A costly mistake At least Mercer is a well-established business with deep pockets. In James v Butler (see The Times, 19 May) the defendant was a private individual, a building labourer who had agreed to help his neighbour, Mr. James, build his conservatory. He had agreed to supply five days' labour for £300. Unfortunately a rafter, which Butler thought he had screwed in place, fell on James, hitting him in the face and causing him to lose an eye.
Although it had originally been ruled that Butler was not responsible, the Court of Appeal held that he hadn't any reasonable excuse for such an elementary error and was liable for his negligence.
Claims that James was partly responsible himself for the accident were rejected. Those of us who have paid through the nose for a "proper" builder, precisely to avoid dangerous and costly mistakes being made, may feel that James was allowed to have his cake and eat it.
Butler now has to pay damages of £45,000, possibly the first defendant in history to be liable in negligence for not screwing something up. He must also be bearing considerable additional legal costs, although The Times doesn't give a figure. He wasn't insured, and has said that he will have to sell his home.
Tread carefully For purchasing professionals about to advise the local school, or help a fellow MCIPS on our own time, that indeed is the biggest point: activities such as these are not carried out on behalf of our employers, so we don't have their indemnity nor their insurance. If we are held liable for negligence, the cost will be out of our own pockets.
Best stick to giving advice in areas we patently know nothing about - how your friends can patch up their marriage, how AC Milan could have avoided defeat, that sort of thing. Because, strangely, it's by giving advice in the area we do know a bit about, and hence that others might rely on our word in, that we can get into trouble.
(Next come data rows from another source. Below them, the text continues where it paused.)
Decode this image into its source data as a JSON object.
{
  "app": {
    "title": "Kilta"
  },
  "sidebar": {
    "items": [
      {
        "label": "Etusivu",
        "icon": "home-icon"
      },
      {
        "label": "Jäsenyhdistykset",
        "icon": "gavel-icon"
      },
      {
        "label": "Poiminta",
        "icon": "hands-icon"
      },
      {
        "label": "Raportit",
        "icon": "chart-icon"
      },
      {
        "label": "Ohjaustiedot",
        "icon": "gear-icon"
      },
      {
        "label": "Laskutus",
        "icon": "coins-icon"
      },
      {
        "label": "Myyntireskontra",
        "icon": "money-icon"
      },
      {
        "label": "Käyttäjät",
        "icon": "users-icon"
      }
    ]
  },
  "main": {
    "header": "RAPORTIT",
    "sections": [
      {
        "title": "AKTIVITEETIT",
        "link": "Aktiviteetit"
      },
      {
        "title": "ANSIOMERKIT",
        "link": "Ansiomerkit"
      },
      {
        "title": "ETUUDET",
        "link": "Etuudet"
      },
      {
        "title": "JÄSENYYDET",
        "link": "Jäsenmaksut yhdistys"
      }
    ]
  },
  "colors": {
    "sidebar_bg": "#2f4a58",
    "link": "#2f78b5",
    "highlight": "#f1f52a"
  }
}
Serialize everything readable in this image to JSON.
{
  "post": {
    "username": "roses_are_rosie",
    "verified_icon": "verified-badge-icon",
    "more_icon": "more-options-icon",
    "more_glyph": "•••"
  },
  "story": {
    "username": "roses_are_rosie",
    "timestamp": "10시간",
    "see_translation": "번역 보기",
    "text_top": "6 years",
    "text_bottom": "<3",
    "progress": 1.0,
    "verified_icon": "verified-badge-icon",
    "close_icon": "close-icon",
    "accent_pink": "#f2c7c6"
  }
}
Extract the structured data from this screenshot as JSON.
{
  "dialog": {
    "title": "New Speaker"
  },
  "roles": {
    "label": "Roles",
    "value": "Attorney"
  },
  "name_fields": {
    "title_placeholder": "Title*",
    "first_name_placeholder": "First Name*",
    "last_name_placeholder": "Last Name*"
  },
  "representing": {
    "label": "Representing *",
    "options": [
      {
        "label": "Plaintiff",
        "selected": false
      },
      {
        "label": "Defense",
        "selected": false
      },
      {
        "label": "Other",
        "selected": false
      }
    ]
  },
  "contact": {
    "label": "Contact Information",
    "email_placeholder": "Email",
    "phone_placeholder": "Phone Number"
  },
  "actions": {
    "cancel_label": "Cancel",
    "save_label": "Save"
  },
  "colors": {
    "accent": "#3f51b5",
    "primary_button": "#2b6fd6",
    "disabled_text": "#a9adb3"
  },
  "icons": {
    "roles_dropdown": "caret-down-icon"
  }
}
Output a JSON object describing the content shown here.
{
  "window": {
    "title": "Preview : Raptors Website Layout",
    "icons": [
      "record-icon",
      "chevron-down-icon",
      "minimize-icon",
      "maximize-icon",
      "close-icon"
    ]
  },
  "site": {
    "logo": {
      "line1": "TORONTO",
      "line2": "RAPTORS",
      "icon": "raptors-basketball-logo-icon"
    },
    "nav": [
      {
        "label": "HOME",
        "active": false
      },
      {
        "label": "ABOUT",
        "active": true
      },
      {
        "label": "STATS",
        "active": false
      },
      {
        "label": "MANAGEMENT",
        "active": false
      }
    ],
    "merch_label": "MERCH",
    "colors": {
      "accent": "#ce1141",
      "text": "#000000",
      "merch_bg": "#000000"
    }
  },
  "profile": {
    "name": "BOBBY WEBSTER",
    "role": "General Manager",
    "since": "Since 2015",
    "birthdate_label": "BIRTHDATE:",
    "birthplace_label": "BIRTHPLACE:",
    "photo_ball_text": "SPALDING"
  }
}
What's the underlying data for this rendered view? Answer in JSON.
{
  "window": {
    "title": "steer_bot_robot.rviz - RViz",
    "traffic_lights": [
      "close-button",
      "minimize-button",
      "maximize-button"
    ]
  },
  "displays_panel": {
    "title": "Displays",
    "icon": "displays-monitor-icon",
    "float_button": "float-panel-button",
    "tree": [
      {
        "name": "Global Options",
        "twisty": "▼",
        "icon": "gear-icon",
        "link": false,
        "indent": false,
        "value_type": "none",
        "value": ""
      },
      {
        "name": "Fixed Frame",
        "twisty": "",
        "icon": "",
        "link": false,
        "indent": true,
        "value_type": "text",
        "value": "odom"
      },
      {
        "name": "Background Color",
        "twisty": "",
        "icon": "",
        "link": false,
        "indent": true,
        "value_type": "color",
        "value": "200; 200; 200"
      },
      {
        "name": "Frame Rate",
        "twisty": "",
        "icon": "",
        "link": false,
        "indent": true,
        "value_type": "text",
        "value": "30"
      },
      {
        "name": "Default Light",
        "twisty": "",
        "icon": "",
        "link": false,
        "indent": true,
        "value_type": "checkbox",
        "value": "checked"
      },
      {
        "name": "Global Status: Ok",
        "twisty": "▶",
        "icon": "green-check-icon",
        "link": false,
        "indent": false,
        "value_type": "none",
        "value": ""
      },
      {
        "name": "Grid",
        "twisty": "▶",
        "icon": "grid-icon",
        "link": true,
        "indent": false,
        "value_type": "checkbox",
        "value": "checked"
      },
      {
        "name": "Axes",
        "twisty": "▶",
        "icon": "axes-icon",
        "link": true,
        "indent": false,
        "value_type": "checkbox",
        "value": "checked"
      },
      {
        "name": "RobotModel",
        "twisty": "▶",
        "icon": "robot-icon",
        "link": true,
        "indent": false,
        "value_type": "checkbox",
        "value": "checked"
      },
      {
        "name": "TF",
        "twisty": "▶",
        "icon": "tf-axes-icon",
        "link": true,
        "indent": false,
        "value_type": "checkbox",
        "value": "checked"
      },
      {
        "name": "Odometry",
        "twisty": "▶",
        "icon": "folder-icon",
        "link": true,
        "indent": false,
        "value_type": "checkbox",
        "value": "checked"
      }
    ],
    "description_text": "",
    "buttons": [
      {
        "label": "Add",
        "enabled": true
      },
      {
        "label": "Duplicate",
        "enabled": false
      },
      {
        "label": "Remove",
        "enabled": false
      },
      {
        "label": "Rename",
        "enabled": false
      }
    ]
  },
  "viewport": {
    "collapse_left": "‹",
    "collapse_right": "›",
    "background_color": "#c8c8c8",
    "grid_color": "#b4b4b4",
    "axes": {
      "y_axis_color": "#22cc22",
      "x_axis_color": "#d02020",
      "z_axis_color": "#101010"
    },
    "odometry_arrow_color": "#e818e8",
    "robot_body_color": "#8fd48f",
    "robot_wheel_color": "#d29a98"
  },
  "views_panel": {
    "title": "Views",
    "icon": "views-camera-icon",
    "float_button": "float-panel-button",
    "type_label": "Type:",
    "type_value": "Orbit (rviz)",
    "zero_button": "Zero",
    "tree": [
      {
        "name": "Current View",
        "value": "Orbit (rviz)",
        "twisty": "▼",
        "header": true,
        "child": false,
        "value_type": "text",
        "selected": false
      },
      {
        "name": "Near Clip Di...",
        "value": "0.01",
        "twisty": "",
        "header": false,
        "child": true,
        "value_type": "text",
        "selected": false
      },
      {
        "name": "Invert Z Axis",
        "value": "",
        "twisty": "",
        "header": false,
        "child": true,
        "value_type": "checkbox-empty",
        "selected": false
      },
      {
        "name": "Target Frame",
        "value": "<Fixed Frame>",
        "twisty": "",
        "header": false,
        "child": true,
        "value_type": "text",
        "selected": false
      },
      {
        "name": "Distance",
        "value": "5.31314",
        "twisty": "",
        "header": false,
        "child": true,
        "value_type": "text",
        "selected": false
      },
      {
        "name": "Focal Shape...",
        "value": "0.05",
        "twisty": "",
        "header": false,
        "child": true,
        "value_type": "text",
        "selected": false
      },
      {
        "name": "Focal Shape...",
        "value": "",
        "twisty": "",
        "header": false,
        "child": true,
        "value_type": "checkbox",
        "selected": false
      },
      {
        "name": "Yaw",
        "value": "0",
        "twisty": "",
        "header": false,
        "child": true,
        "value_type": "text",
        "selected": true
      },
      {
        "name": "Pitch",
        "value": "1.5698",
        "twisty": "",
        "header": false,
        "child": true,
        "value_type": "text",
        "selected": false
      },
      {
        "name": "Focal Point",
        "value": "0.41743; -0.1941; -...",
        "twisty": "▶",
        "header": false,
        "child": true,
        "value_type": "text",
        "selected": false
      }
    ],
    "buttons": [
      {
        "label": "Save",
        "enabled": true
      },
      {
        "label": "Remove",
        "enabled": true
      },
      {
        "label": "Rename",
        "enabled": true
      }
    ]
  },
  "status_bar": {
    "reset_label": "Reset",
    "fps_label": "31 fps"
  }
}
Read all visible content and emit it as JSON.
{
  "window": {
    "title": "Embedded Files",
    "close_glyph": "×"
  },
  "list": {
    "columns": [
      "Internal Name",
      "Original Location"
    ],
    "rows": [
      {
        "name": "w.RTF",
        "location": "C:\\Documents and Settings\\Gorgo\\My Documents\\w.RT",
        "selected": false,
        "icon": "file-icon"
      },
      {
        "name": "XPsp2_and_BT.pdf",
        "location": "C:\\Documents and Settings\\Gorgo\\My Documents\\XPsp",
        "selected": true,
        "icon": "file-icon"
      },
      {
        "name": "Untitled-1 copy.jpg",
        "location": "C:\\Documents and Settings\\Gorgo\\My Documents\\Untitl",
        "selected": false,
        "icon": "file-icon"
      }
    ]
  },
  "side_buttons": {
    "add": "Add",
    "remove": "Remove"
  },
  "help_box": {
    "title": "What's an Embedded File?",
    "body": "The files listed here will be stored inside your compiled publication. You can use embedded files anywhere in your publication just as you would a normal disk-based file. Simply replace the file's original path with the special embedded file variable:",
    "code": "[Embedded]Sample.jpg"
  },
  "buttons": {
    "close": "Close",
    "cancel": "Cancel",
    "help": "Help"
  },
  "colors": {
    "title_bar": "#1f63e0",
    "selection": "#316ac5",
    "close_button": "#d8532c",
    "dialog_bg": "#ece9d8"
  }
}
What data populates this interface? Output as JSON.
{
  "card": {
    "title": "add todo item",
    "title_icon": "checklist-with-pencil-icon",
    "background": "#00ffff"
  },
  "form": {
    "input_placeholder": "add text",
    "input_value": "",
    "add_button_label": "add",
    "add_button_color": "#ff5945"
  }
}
Do it carefully, or not at all.
Dick Jennings is at the specialist purchasing law firm RDY Jennings & Co (www.jenningslaw.co.uk)